I was just thinking about the challenges of generating a city map for Auto Fire and realized that I’ve accomplished a whole lot and haven’t really discussed it in a long while.
Really early on in development I created some tools to generate block templates that get placed during map generation. This allows me to work with actual crafted sections of map (with variant buildings and other things that can be adjusted after the template is laid down). It’s more or less a requirement for cities since the classic “cave-style” procgen or even dungeon layout techniques don’t work as well as I’d like.
I create template patch objects that have a bunch of data attached to them such as exit points (for cities) as well as a variety of variable bits like spots for random decor and building styles (depending on the generation profile I’m using).
The block data that I save out actually even supports 9-slice scaling, so I can declare borders to be of a fixed size, but the center to be a repeating tile section that can be any size.

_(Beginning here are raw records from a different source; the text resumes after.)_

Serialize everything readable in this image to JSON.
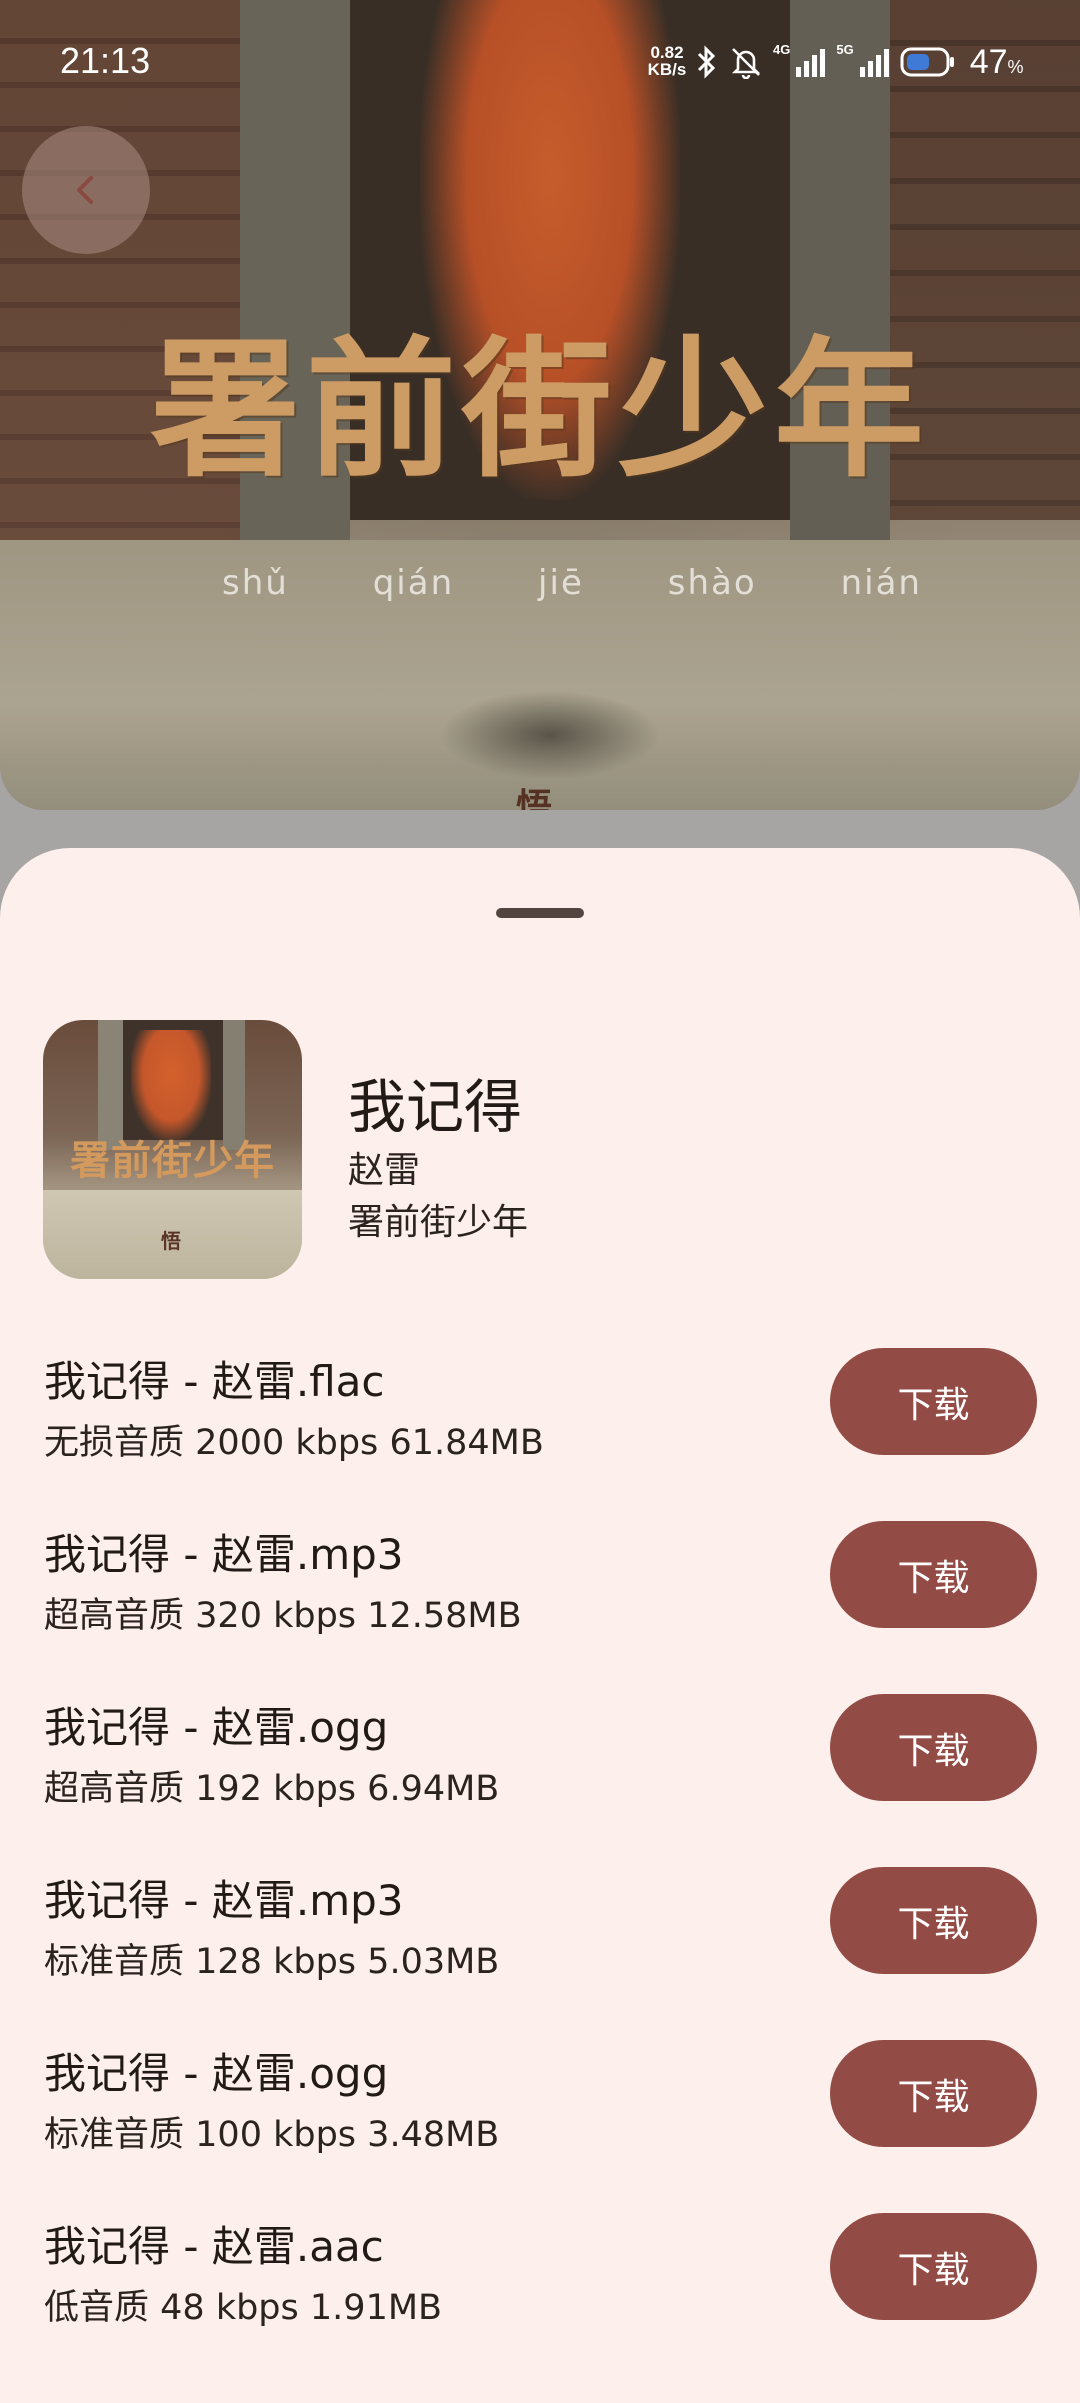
{
  "status_bar": {
    "time": "21:13",
    "net_speed_value": "0.82",
    "net_speed_unit": "KB/s",
    "net1": "4G",
    "net2": "5G",
    "battery": "47",
    "battery_unit": "%"
  },
  "hero": {
    "calligraphy": "署前街少年",
    "pinyin": [
      "shǔ",
      "qián",
      "jiē",
      "shào",
      "nián"
    ],
    "stamp": "悟"
  },
  "cover": {
    "title": "署前街少年",
    "stamp": "悟"
  },
  "song": {
    "title": "我记得",
    "artist": "赵雷",
    "album": "署前街少年"
  },
  "downloads": [
    {
      "file": "我记得 - 赵雷.flac",
      "quality": "无损音质",
      "bitrate": "2000 kbps",
      "size": "61.84MB",
      "button": "下载"
    },
    {
      "file": "我记得 - 赵雷.mp3",
      "quality": "超高音质",
      "bitrate": "320 kbps",
      "size": "12.58MB",
      "button": "下载"
    },
    {
      "file": "我记得 - 赵雷.ogg",
      "quality": "超高音质",
      "bitrate": "192 kbps",
      "size": "6.94MB",
      "button": "下载"
    },
    {
      "file": "我记得 - 赵雷.mp3",
      "quality": "标准音质",
      "bitrate": "128 kbps",
      "size": "5.03MB",
      "button": "下载"
    },
    {
      "file": "我记得 - 赵雷.ogg",
      "quality": "标准音质",
      "bitrate": "100 kbps",
      "size": "3.48MB",
      "button": "下载"
    },
    {
      "file": "我记得 - 赵雷.aac",
      "quality": "低音质",
      "bitrate": "48 kbps",
      "size": "1.91MB",
      "button": "下载"
    }
  ],
  "icons": {
    "back": "chevron-left-icon",
    "bluetooth": "bluetooth-icon",
    "mute": "bell-off-icon",
    "signal": "signal-icon",
    "battery": "battery-icon"
  },
  "colors": {
    "sheet_bg": "#fdefeb",
    "button_bg": "#934b45",
    "button_text": "#ffffff",
    "text_primary": "#211a17"
  }
}
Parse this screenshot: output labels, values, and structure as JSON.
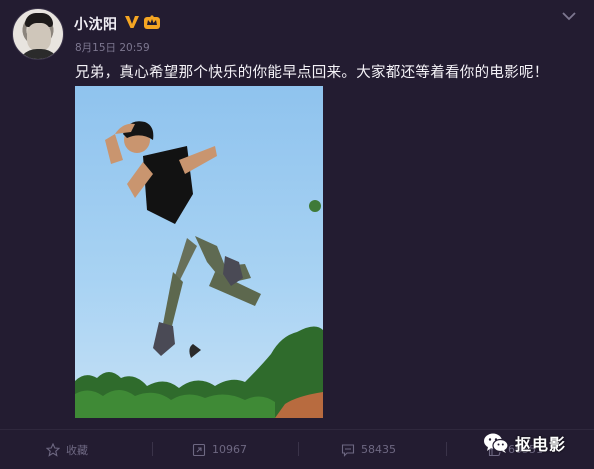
{
  "post": {
    "username": "小沈阳",
    "timestamp": "8月15日 20:59",
    "text": "兄弟，真心希望那个快乐的你能早点回来。大家都还等着看你的电影呢！"
  },
  "actions": {
    "favorite_label": "收藏",
    "repost_count": "10967",
    "comment_count": "58435",
    "like_count": "60551"
  },
  "watermark": {
    "text": "抠电影"
  },
  "icons": {
    "verified": "verified-v-icon",
    "member": "member-crown-icon",
    "more": "chevron-down-icon",
    "favorite": "star-icon",
    "repost": "repost-icon",
    "comment": "comment-icon",
    "like": "thumb-up-icon",
    "watermark_logo": "wechat-icon"
  },
  "colors": {
    "background": "#231c31",
    "verified": "#f5a623",
    "member": "#f5a623",
    "muted_text": "#7d7790"
  }
}
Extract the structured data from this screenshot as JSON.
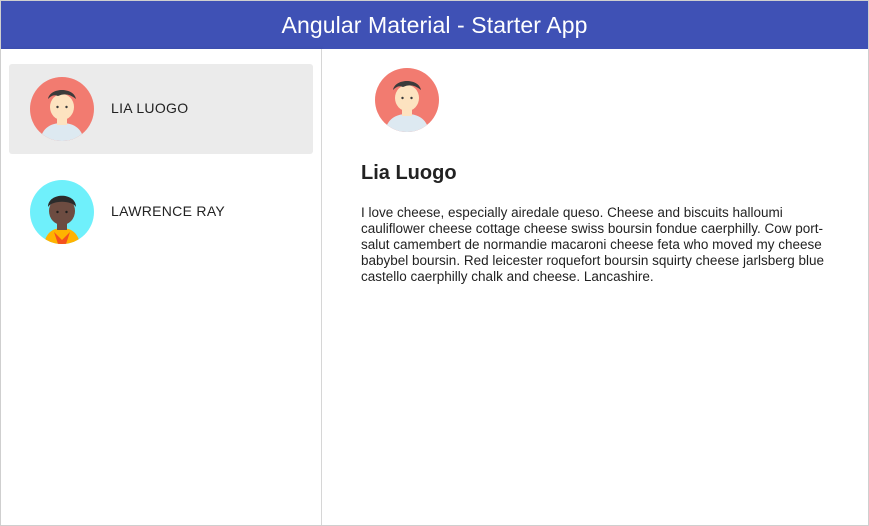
{
  "toolbar": {
    "title": "Angular Material - Starter App",
    "color": "#3f51b5"
  },
  "sidenav": {
    "users": [
      {
        "name": "LIA LUOGO",
        "avatar_icon": "girl-avatar-icon",
        "selected": true
      },
      {
        "name": "LAWRENCE RAY",
        "avatar_icon": "boy-avatar-icon",
        "selected": false
      }
    ],
    "selected_bg": "#ebebeb"
  },
  "detail": {
    "name": "Lia Luogo",
    "avatar_icon": "girl-avatar-icon",
    "bio": "I love cheese, especially airedale queso. Cheese and biscuits halloumi cauliflower cheese cottage cheese swiss boursin fondue caerphilly. Cow port-salut camembert de normandie macaroni cheese feta who moved my cheese babybel boursin. Red leicester roquefort boursin squirty cheese jarlsberg blue castello caerphilly chalk and cheese. Lancashire."
  }
}
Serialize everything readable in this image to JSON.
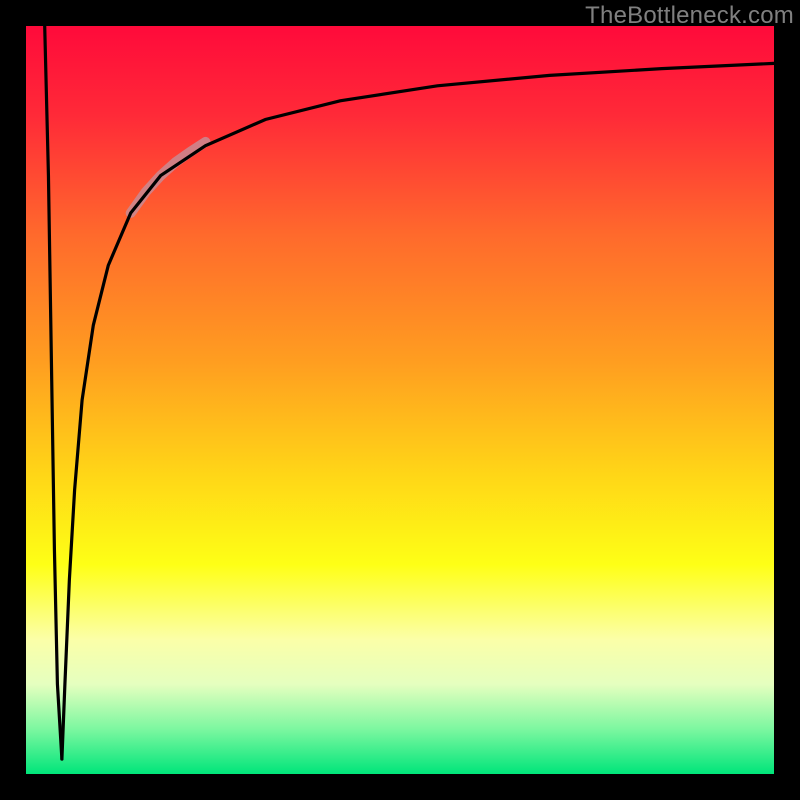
{
  "watermark": {
    "text": "TheBottleneck.com"
  },
  "background": {
    "frame_color": "#000000",
    "gradient_stops": [
      {
        "pct": 0,
        "color": "#ff0a3a"
      },
      {
        "pct": 12,
        "color": "#ff2a38"
      },
      {
        "pct": 28,
        "color": "#ff6a2c"
      },
      {
        "pct": 45,
        "color": "#ff9e20"
      },
      {
        "pct": 60,
        "color": "#ffd617"
      },
      {
        "pct": 72,
        "color": "#feff16"
      },
      {
        "pct": 82,
        "color": "#fbffa8"
      },
      {
        "pct": 88,
        "color": "#e5ffbf"
      },
      {
        "pct": 94,
        "color": "#7cf7a0"
      },
      {
        "pct": 100,
        "color": "#00e57a"
      }
    ]
  },
  "curve_style": {
    "main_stroke": "#000000",
    "main_width": 3.2,
    "highlight_stroke": "#c98a93",
    "highlight_width": 10,
    "highlight_opacity": 0.85
  },
  "chart_data": {
    "type": "line",
    "title": "",
    "xlabel": "",
    "ylabel": "",
    "xlim": [
      0,
      100
    ],
    "ylim": [
      0,
      100
    ],
    "grid": false,
    "legend": false,
    "series": [
      {
        "name": "left-descending-edge",
        "x": [
          2.5,
          3.0,
          3.4,
          3.8,
          4.2,
          4.8
        ],
        "y": [
          100,
          80,
          55,
          30,
          12,
          2
        ]
      },
      {
        "name": "main-curve",
        "x": [
          4.8,
          5.2,
          5.8,
          6.5,
          7.5,
          9,
          11,
          14,
          18,
          24,
          32,
          42,
          55,
          70,
          85,
          100
        ],
        "y": [
          2,
          12,
          26,
          38,
          50,
          60,
          68,
          75,
          80,
          84,
          87.5,
          90,
          92,
          93.4,
          94.3,
          95
        ]
      },
      {
        "name": "highlighted-segment",
        "x": [
          14,
          16,
          18,
          20,
          22,
          24
        ],
        "y": [
          75,
          77.8,
          80,
          81.8,
          83.2,
          84.5
        ]
      }
    ]
  }
}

It’s really useful in some situations like when I want a long crafted section of wall, or a large 4-lane boulevard on a city map.
For cities, however, I actually work mostly in blocks that are 4×4 in size, with street connectors that are 1, 2 or 4-lanes in size. If I want to make a larger block such as 4×8 or 12×16 I can do that as well. Getting the whole system to rotate blocks properly was probably the hardest part (you can see in the build right now that I have a few multi-tile objects that don’t yet collide properly… my work is never done).
I’ve got several workspace maps that I use to create these blocks of content (desert outpost, city, overworld, etc), and it’s a scalable system that could support a whole ton of layouts. When I say “damn I gotta work on content”, making 10x the tile variations and cities with specific flavors are ways that I could take advantage of the systems I’ve created.
Anyway, this approach isn’t particularly new but it works great for my needs… It deserves a more crunchy article dedicated to it, but it’ll have to go on the to-do list for sometime in the future. For now, hope the peek at the approach was a little interesting.